> **How to complete this task**
Read the records beneath this task and copy every line that contains the string "selected".

> **Excerpted data**
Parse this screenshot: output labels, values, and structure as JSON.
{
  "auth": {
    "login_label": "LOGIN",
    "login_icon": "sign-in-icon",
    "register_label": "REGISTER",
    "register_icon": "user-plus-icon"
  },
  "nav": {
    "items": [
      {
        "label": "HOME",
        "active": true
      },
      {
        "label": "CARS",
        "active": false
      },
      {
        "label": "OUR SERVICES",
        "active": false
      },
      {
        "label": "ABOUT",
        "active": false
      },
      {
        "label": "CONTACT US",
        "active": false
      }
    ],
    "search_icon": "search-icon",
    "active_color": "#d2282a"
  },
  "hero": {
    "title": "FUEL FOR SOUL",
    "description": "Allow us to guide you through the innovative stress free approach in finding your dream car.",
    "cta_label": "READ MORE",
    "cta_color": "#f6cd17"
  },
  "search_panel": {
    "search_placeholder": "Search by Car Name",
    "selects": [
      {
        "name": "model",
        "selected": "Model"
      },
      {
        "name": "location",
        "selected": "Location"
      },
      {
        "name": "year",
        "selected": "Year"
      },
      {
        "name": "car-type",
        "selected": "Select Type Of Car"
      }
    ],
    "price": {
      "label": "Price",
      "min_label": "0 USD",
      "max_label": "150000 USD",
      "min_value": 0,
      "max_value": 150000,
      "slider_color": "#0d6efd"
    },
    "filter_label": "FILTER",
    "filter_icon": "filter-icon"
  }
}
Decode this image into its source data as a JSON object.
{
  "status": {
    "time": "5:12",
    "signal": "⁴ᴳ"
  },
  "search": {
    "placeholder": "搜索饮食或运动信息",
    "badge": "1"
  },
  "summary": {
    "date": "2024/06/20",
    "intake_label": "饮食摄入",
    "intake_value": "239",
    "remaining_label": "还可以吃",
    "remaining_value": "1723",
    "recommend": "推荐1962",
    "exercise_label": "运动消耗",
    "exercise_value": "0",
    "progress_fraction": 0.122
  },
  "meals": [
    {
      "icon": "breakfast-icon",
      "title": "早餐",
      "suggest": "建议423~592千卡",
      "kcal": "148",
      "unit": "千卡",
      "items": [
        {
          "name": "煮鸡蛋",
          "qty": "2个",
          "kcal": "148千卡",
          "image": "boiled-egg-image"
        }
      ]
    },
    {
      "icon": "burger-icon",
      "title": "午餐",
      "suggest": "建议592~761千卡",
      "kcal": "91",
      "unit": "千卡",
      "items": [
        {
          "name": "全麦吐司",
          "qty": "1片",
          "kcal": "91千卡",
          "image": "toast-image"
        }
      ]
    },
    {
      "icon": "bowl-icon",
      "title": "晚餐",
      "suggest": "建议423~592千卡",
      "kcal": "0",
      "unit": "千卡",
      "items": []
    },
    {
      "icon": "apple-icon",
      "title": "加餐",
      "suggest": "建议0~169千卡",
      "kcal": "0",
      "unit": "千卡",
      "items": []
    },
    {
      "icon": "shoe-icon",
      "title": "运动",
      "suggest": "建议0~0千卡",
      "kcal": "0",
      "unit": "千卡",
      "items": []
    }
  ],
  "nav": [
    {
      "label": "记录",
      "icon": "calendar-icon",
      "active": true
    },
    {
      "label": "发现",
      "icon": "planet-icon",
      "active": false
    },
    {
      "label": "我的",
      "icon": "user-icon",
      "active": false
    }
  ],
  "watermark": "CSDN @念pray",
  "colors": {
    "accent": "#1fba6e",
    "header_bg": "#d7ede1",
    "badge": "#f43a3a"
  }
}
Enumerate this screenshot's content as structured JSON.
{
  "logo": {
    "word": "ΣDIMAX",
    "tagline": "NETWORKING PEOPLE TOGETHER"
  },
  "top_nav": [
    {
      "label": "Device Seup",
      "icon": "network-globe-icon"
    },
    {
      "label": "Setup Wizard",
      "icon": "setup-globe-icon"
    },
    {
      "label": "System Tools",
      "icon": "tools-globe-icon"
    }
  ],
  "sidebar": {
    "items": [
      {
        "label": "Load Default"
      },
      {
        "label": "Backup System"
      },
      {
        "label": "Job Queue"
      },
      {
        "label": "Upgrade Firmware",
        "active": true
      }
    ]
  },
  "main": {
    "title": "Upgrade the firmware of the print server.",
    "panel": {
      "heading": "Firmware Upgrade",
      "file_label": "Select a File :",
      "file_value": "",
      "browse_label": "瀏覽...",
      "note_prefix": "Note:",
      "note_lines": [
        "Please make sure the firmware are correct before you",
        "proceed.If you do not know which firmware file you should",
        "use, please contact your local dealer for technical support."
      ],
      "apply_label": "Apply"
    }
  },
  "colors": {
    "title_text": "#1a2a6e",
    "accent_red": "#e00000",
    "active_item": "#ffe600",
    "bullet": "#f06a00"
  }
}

> **Answer to the exercise**
        "selected": "Model"
        "selected": "Location"
        "selected": "Year"
        "selected": "Select Type Of Car"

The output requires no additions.